The next day, Friday, we set out on our first hike after taking the bus to the village of Serreta. We walked along a gravel path in lush vegetation. At one point, we could just make out the island of São Jorge in the distance. After enjoying a picnic lunch (with some spectacular ocean scenery), we headed to the village of Biscoitos, where some folks had hoped to get into the water. The surf was so high that that was impossible but we enjoyed watching the crashing waves.
We finished out our adventure that day by descending into Algar do Carvão, a nearly 300-foot-deep volcanic chimney formed about 3,200 years ago.
On Saturday we took a short walk from the hotel to Monte Brasil, where we ascended to the top of the mountain, passing by one of Portugal’s most important military fortresses. We had a free afternoon during which some folks explored the city while others napped after the challenging hike.
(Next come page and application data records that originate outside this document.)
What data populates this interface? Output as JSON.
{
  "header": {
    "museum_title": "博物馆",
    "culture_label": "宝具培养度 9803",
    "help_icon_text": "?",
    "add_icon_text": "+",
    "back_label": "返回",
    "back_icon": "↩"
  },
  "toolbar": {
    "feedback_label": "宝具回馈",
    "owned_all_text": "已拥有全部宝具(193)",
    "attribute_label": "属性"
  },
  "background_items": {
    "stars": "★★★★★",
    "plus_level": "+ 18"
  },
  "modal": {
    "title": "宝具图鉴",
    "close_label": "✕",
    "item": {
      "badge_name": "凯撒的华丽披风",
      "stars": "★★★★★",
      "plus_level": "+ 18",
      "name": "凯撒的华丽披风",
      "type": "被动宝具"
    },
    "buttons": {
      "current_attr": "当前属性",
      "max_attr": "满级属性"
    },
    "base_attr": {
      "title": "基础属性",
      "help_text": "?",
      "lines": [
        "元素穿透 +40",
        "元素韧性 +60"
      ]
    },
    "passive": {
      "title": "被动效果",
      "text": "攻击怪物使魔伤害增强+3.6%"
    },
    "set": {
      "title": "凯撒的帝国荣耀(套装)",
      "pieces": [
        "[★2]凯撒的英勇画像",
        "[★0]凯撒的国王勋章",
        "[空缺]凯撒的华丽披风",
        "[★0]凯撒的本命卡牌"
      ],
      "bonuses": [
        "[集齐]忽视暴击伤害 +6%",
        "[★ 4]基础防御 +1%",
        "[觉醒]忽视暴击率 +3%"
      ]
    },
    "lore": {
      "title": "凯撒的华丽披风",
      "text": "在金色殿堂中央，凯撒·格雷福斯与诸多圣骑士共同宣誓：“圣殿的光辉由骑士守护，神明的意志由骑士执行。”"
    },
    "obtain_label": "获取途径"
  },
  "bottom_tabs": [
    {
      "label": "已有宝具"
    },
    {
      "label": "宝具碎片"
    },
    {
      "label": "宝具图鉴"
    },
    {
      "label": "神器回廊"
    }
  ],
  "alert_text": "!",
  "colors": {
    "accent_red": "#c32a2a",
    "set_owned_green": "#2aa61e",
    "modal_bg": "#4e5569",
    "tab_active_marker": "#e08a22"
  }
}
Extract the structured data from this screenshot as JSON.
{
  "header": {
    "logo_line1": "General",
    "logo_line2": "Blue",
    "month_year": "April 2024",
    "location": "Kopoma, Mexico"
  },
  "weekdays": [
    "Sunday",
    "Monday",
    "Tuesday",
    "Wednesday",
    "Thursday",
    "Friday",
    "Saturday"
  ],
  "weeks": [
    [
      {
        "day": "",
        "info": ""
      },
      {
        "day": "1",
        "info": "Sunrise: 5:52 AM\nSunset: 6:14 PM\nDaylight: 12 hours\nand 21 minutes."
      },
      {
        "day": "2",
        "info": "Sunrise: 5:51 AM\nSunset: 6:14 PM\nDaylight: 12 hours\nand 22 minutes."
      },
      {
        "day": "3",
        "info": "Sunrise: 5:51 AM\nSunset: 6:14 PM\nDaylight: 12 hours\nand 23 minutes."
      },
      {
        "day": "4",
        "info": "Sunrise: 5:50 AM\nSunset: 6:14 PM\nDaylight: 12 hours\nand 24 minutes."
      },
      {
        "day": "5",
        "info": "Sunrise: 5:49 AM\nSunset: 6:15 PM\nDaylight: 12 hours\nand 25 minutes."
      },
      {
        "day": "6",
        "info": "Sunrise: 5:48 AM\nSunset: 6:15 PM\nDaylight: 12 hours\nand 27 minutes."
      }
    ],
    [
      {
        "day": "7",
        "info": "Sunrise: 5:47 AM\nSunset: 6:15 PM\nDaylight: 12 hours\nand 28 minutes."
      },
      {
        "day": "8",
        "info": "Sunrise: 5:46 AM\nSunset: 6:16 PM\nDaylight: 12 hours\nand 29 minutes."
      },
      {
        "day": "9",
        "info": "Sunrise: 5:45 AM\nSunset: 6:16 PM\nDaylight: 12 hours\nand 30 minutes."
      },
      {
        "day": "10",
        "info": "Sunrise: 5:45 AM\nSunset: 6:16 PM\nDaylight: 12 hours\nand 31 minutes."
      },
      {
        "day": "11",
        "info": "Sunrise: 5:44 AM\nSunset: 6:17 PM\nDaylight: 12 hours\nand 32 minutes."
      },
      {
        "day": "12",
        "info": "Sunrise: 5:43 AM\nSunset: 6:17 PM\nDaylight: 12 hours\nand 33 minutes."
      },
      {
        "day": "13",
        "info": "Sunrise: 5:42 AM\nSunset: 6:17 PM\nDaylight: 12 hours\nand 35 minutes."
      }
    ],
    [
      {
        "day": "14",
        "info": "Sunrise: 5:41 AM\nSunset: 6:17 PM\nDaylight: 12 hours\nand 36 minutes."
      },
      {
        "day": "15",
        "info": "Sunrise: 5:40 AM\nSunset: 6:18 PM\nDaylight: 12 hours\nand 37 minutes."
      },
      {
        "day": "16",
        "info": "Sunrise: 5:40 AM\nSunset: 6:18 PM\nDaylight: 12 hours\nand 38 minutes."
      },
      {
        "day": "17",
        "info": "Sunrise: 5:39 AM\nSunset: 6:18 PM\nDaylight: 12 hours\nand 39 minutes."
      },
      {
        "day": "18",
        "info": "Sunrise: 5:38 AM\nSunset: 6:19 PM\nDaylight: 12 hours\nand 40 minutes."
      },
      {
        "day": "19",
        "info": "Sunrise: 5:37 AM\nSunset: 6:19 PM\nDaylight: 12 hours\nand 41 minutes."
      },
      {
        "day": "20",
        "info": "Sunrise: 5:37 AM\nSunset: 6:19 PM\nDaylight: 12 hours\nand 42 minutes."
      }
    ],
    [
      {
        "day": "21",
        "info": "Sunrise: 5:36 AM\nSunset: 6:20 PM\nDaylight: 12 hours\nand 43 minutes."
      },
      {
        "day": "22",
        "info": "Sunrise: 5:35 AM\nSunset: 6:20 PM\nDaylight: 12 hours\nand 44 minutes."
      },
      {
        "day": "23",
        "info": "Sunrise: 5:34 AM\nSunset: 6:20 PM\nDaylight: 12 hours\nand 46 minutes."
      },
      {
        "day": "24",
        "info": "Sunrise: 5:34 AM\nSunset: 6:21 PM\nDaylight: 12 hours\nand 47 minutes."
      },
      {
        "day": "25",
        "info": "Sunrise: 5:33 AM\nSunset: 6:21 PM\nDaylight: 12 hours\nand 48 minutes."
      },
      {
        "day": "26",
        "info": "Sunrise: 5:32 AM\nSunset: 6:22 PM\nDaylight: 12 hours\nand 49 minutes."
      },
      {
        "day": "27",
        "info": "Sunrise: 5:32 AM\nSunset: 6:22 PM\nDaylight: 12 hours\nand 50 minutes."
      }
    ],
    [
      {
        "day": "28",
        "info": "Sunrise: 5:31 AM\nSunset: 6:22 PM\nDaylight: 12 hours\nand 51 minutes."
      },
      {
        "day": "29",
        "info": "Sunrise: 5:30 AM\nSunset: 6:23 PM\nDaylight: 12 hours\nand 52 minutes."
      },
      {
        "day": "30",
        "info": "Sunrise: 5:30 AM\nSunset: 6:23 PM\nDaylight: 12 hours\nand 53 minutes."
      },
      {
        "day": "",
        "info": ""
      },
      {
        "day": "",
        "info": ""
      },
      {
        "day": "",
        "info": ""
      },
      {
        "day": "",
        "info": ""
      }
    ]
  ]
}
Sunday morning we enjoyed a lecture on geothermal energy in the Azores, after which we explored more of the island of Terceira. Later that day we flew back to Ponta Delgada.
In addition to our hikes on São Miguel, two of the highlights were our visits to a pineapple plantation and a tea plantation. The pineapples take two years to grow to maturity and are raised in greenhouses. We found the Azorean pineapple to have a more delicate flavor than what we are used to.
The Gorreana Tea Factory is the only place in Europe that both grows and manufactures tea. We were amazed at how labor intensive and complicated the process is. There were acres of tea plants – black, green and white – surrounding the factory.
We had checked out of our hotel in Ponta Delgada and spent the final three days in Furnas, a town located inside a volcanic crater, best known for its geothermal activity. We stopped at the caldeiras and experienced with all five senses that activity. There were simmering pools of sulfurous water and geysers that spouted up on a regular basis. Furnas is the easternmost of the three active volcanoes on São Miguel.
On our hike the next day around Furnas Lake, we stopped to watch staff from the various restaurants lower containers into the fumaroles to cook the cozido – the Portuguese stew that includes various meats (beef, chicken, pork), blood sausage and vegetables like cabbage, potatoes and carrots. The stew cooks in the volcanic steam for about six hours. We enjoyed the cozido for lunch back at our hotel.
That hotel features 30 acres of garden, which we toured in the afternoon.
Because the hike on our final full day was touted as being the most challenging of the program, several of us stayed behind with our guide Bento. He took us to a public thermal pool, where we soaked our feet and legs in the 100-degree water – it felt heavenly! We then sampled a variety of mineral waters coming out of rocks throughout the village. And then Bento took us to a friend who poured samples of local Azorean liqueurs for us to taste. We all felt we had made the right choice!
On the bus as we headed back to the airport, our guide Pedro asked us to describe the Azores in one word. As one, we all yelled, “GREEN!” We had some rain nearly every day and it is quite humid so the fields and trees present themselves in various shades of green.
The people were very friendly and helpful. We happened to be there on April 25 – Freedom Day – when the Portuguese celebrate the Carnation Revolution, the day a bloodless coup took place, ending the dictatorship and establishing a democracy in Portugal.
Armand and I attended the celebration in one of the plazas in Ponta Delgada. There we heard some fado music, as well as a very popular Portuguese band, Passos Pesados, based in Ponta Delgada. When I asked a couple standing nearby to write down the band’s name for me, Isabella and João took me backstage to meet the band.
Our overall impression of the two islands we visited? We loved the view of the fields with the stone walls and the cows. The ocean vistas were incredible. The people were lovely. The food was delicious (I ate fresh tuna three times).
There are seven more islands to visit!